Randall writes of Condorcet:
"Forced to flee for his life, to lie hidden in a back room of an eating
house, and finally to take his own life that he might escape the guillotine...
he was capable of utterly forgetting his own fate in the wonderous new vision
of progress for the whole human race...

He spent his time composing the most sublimely confident book that has ever been written, the "History of the Progress of the Human Spirit."


Randall,Jr., John Herman, The Making of the Modern Mind, 1940 Columbia University Press, New York [abridged— 790 words] [abstract– 170 words] — the idea that reason and science will make human progress inevitable

The men of the Enlightenment hoped and expected to bring about the ideal society of mankind based on progress through education…

The ancient world seems to have had no conception progress. Greeks and Romans looked back rather to a Golden Age from which man had degenerated and the Middle Ages were preoccupied with thoughts of the next world.

It was Fontenelle who instilled the eighteenth-century faith in progress. It was from science and reason that he hoped that Europe would not only equal but far surpass antiquity.
So long as men continue to accumulate knowledge, progress will be as inevitable as the growth of a tree; nor is there any reason to look for its cessation.
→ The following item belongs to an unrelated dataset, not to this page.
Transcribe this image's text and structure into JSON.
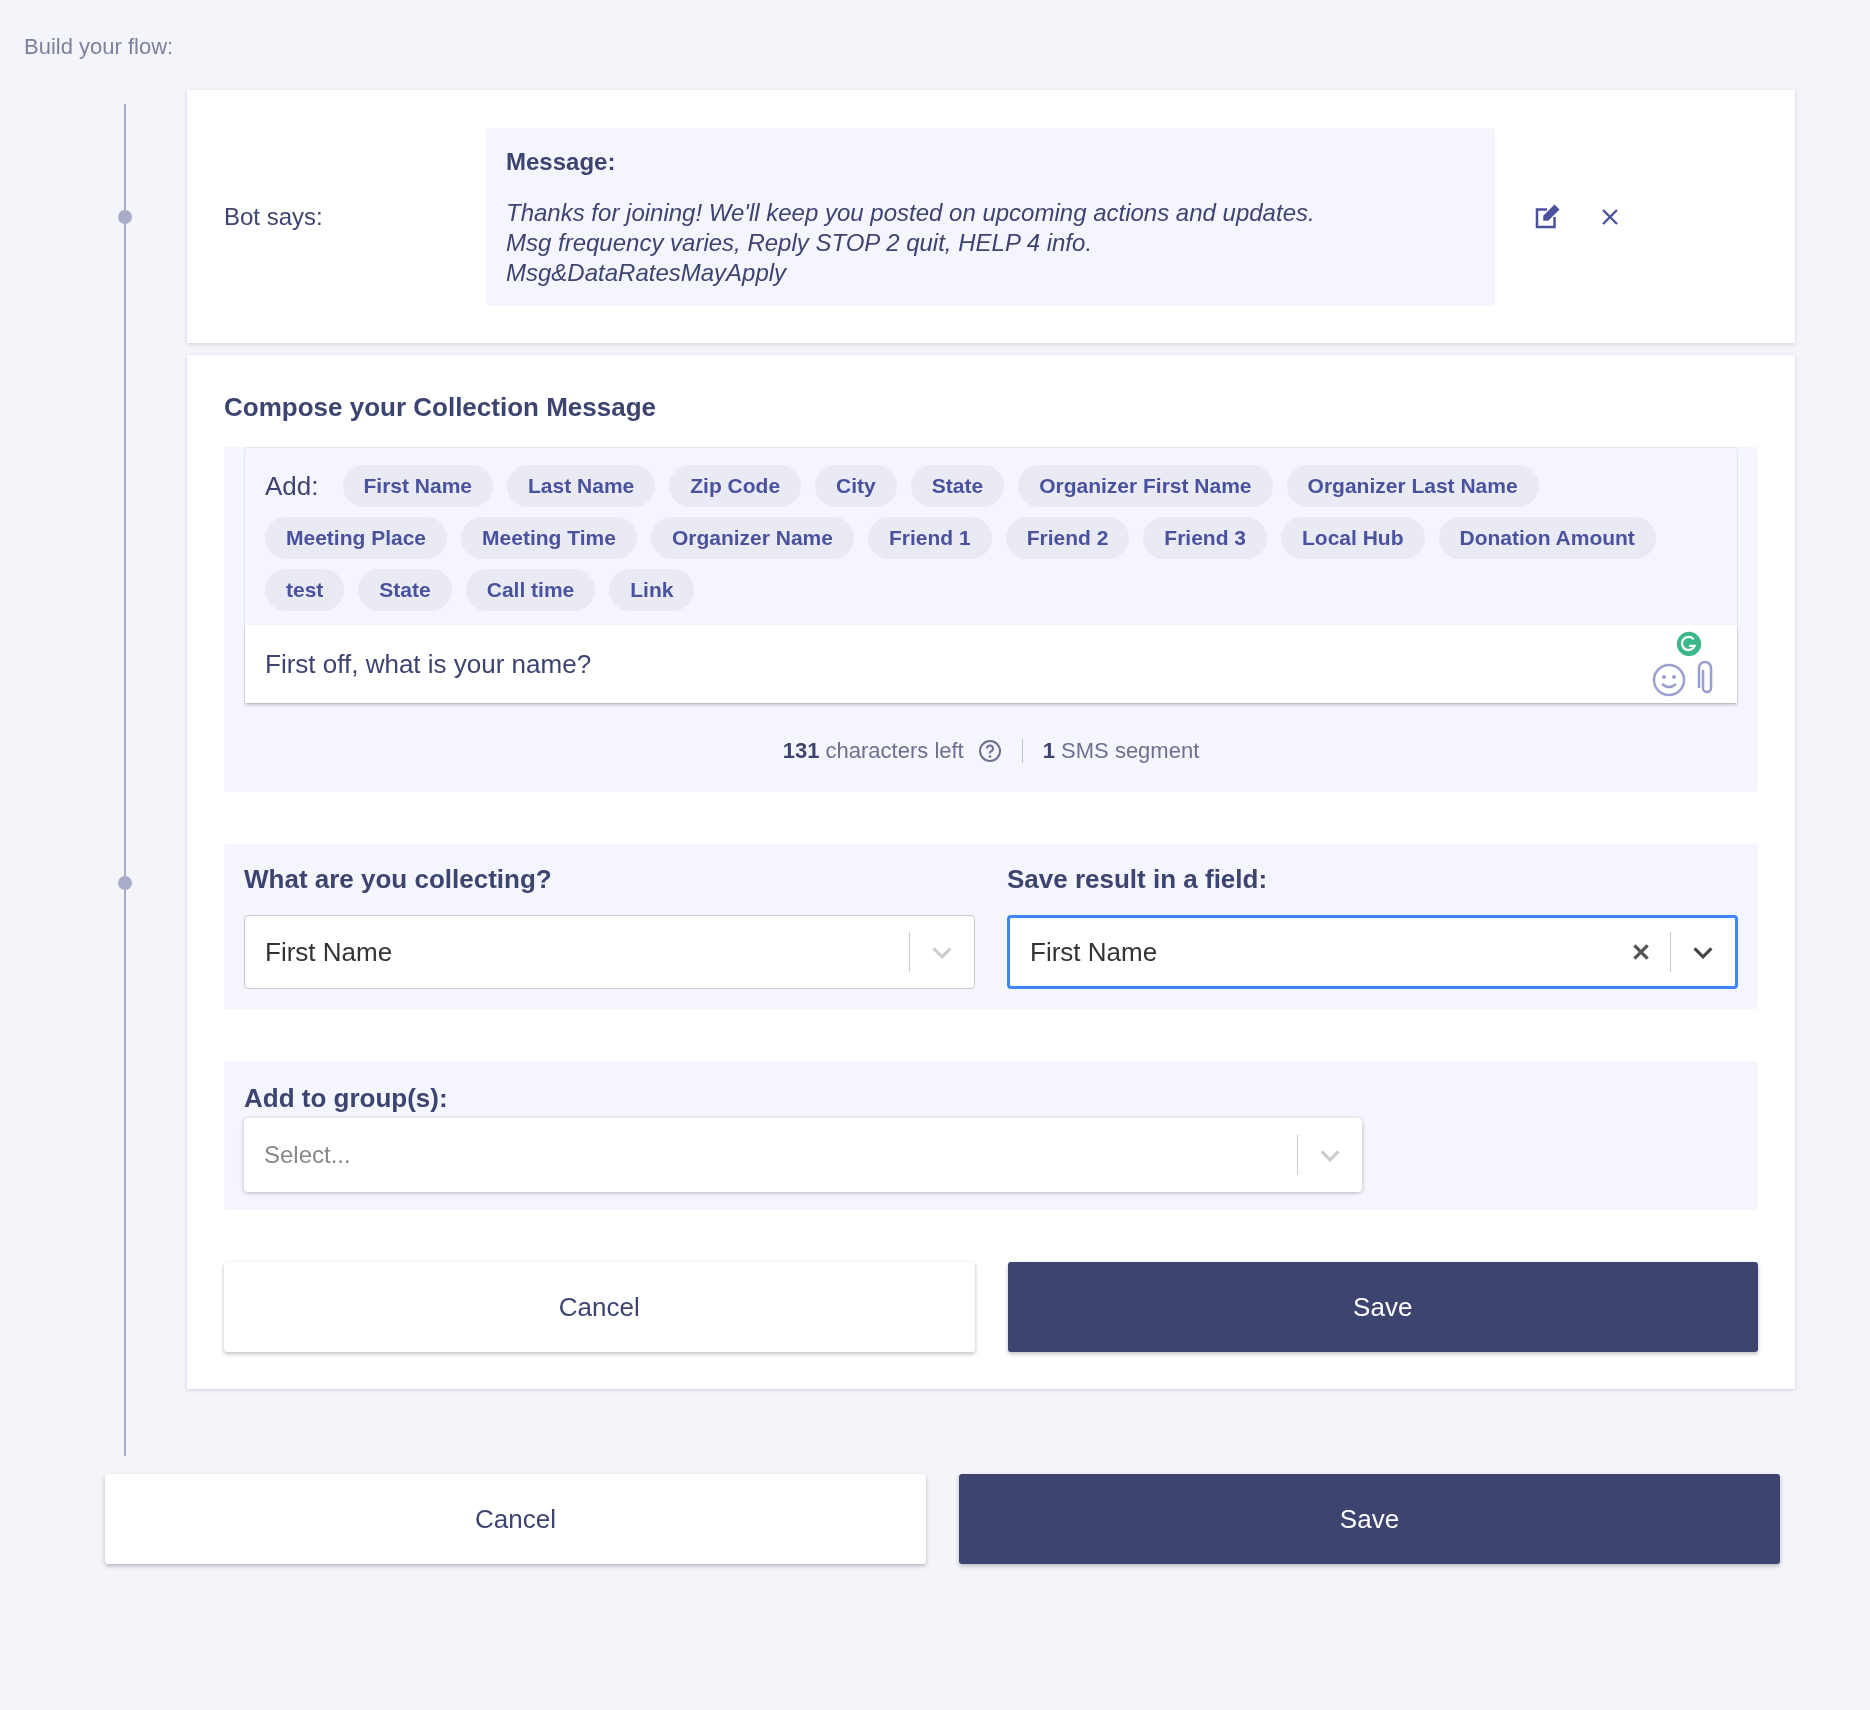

Condorcet summed up the hopes and the confidence of the whole age when he wrote: “There is no limit set to the perfecting of the powers of man… it will never go backward; at least, so long as the earth occupies the same place in the system of the universe.”